Lowry will perform at 2 p.m., daily, June 10-14 in the Mary B. Martin Storytelling Hall.
Tickets are $12 for adults and $11 for seniors, students and children under 18.
Lowry has spent most of his adult life in Summerville, S.C., a quintessential small town that is widely recognized as the birthplace of sweet tea.
"We're a town of Southern hospitality," he says. "It's not just a drink; it's a way of life in Summerville."
An occasional tour guide and full-time local history buff, Lowry traces the birth of sweet tea back to 1890, when a group of soldiers reuniting in Summerville ordered great quantities of ice, sugar, and tea for their gathering. It's one of the many stories he tells when he takes time out from his busy performance schedule to lead local tours.
The tourism and hospitality industry was a great training ground for the performer, who honed his storytelling skills on the sweet tea trail.
"I learned that the best tour guides are good storytellers," he says. "I got a lot of good experience doing short, sweet stories on heritage tours and bus tours and walking tours, and then I branched out into professional storytelling. Now it's come full circle, and I do a little bit of tour-guiding again."
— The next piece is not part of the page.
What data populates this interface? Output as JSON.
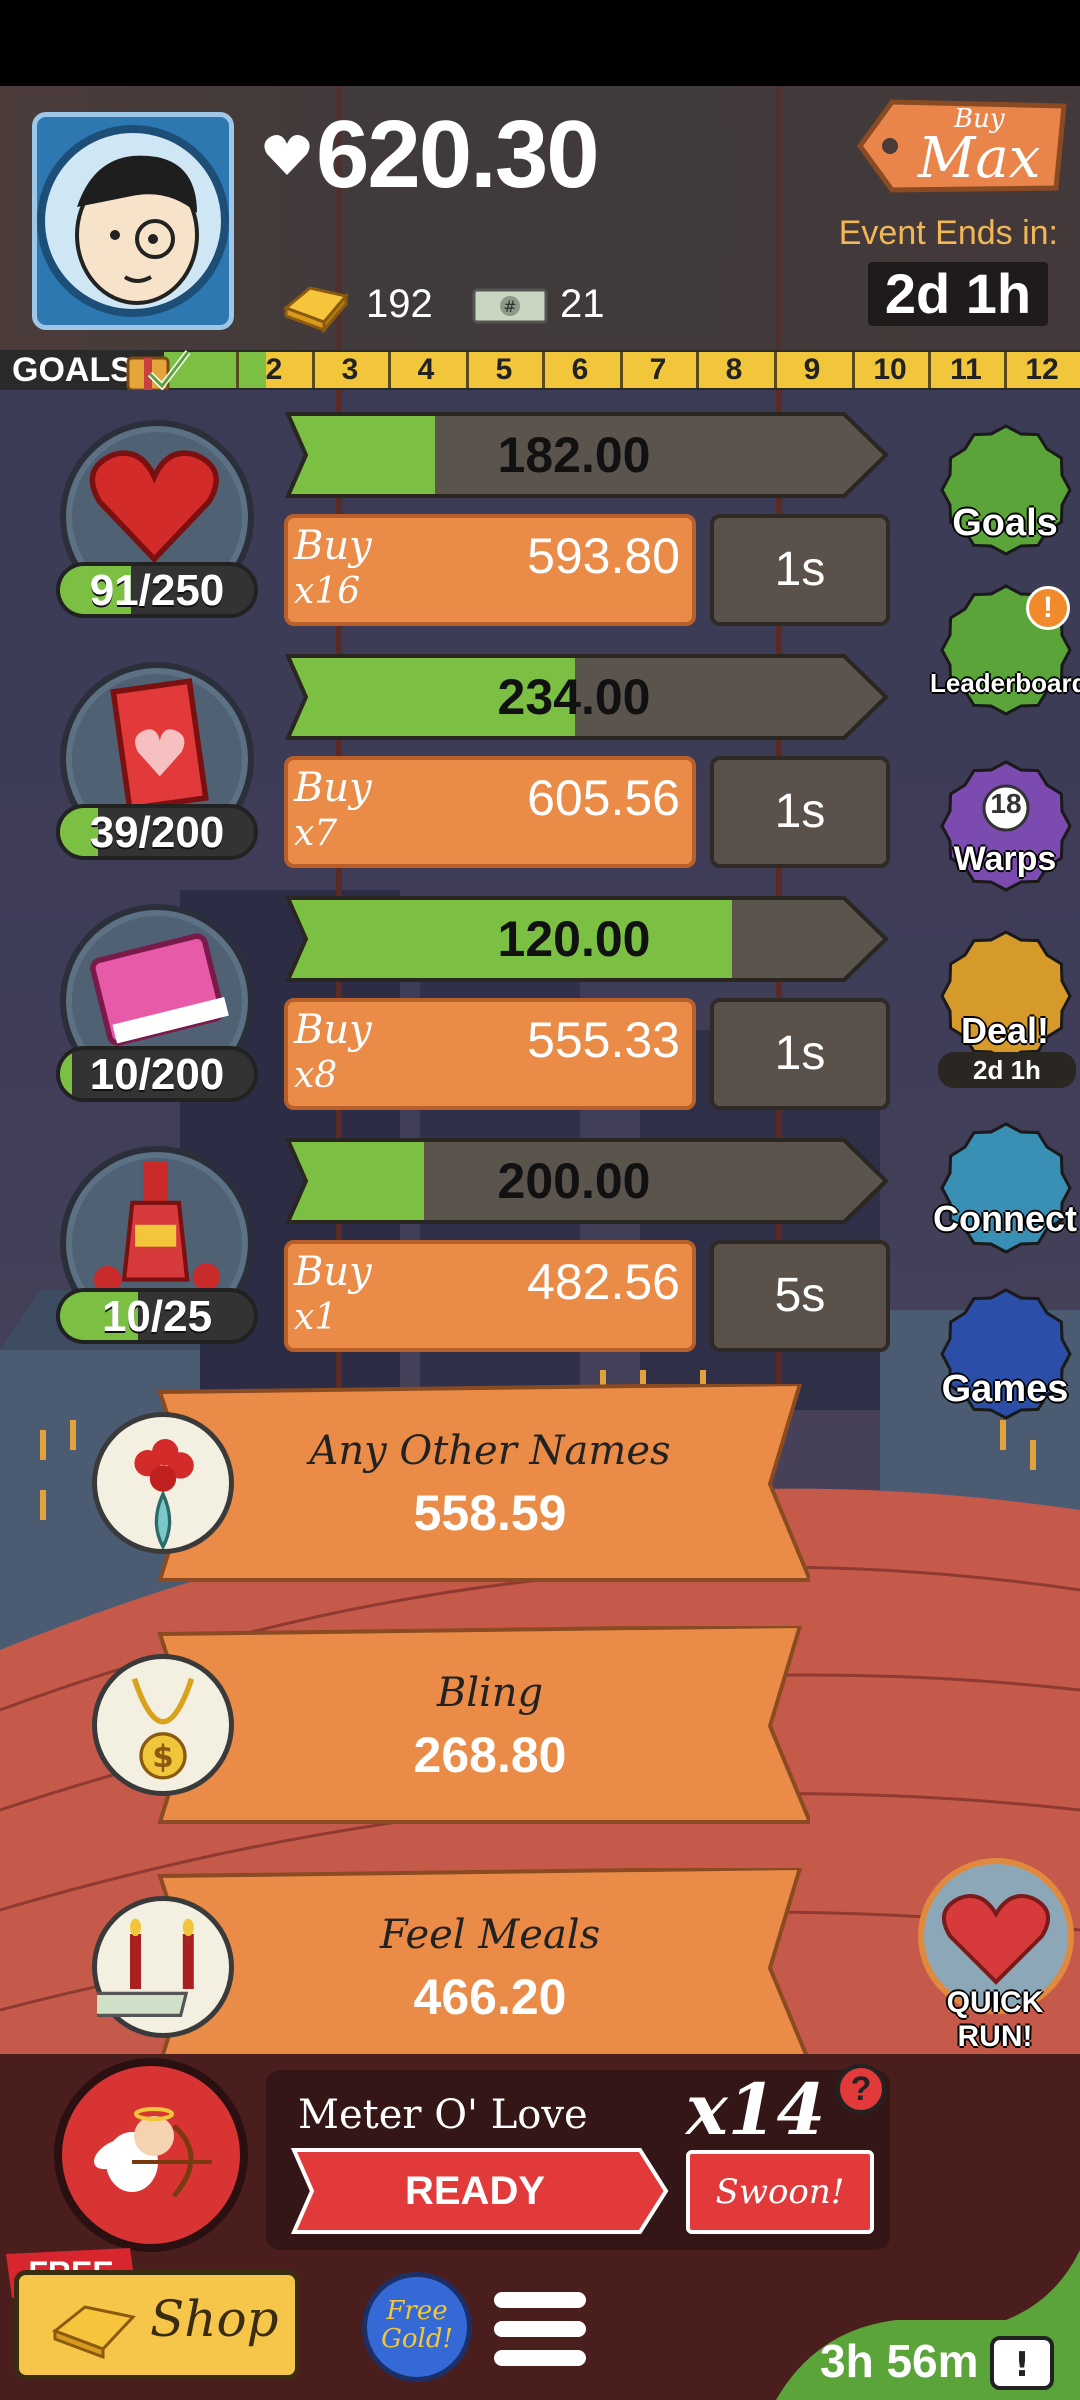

On a recent tour in May, the town's mayor stopped by to present him with a special award.
Lowry has nursed a love for travel and local lore since he was a kid.
"I didn't like history in school," he admits. "I thought it was terribly boring — just reading the book and answering the questions at the end of the chapter. But I gained a real love for American people and our collective culture through travel. My growing-up years were in Kentucky, but all four of my grandparents lived in south Florida. In our annual treks to see the grandparents, my mom and dad took us to visit lots of battlefields and museums."
Those pit stops breathed life into all of Lowry's dusty history books, and he's been a fan of old-time Americana — from military history to Br'er Rabbit to the golden age of radio — ever since.
In addition to his matinee performances, Lowry will also host a special children's concert at 10:30 a.m., Saturday, June 14. The program will showcase folk tales from around the world, including stories about a man-eating elephant and a Russian snow queen. A longtime fan of Grimm's fairy tales, Lowry will also include a variety of traditional European folk stories.
Tickets for the Saturday morning concert are $5 for all ages, and ticket holders will receive coupons for 15 percent off at The Lollipop Shop, a popular Main Street store that sells old-fashioned sweets and toys.
The International Storytelling Center's Teller-in-Residence series brings a new storyteller to Jonesborough each week from May to October. Information about all TIR performers, as well as a detailed schedule for 2014, is available at www.storytellingcenter.net.
Storytelling Live! is supported by Presenting Sponsor CrestPoint Health, program sponsors Eastman Chemical Company and Eastman Credit Union, and media sponsors News 5-WCYB, FOX Tri-Cities, Tri-Cities CW, Johnson City Press, Kingsport Times-News, Herald & Tribune and Cumulus Media.
The International Storytelling Center is open from 10 a.m. to 5 p.m., Monday through Saturday.
For more information about Storytelling Live! or to make a group reservation, call (800) 952-8392 ext. 222 or (423) 913-1276. Season passes that offer savings of 44 percent are available while supplies last.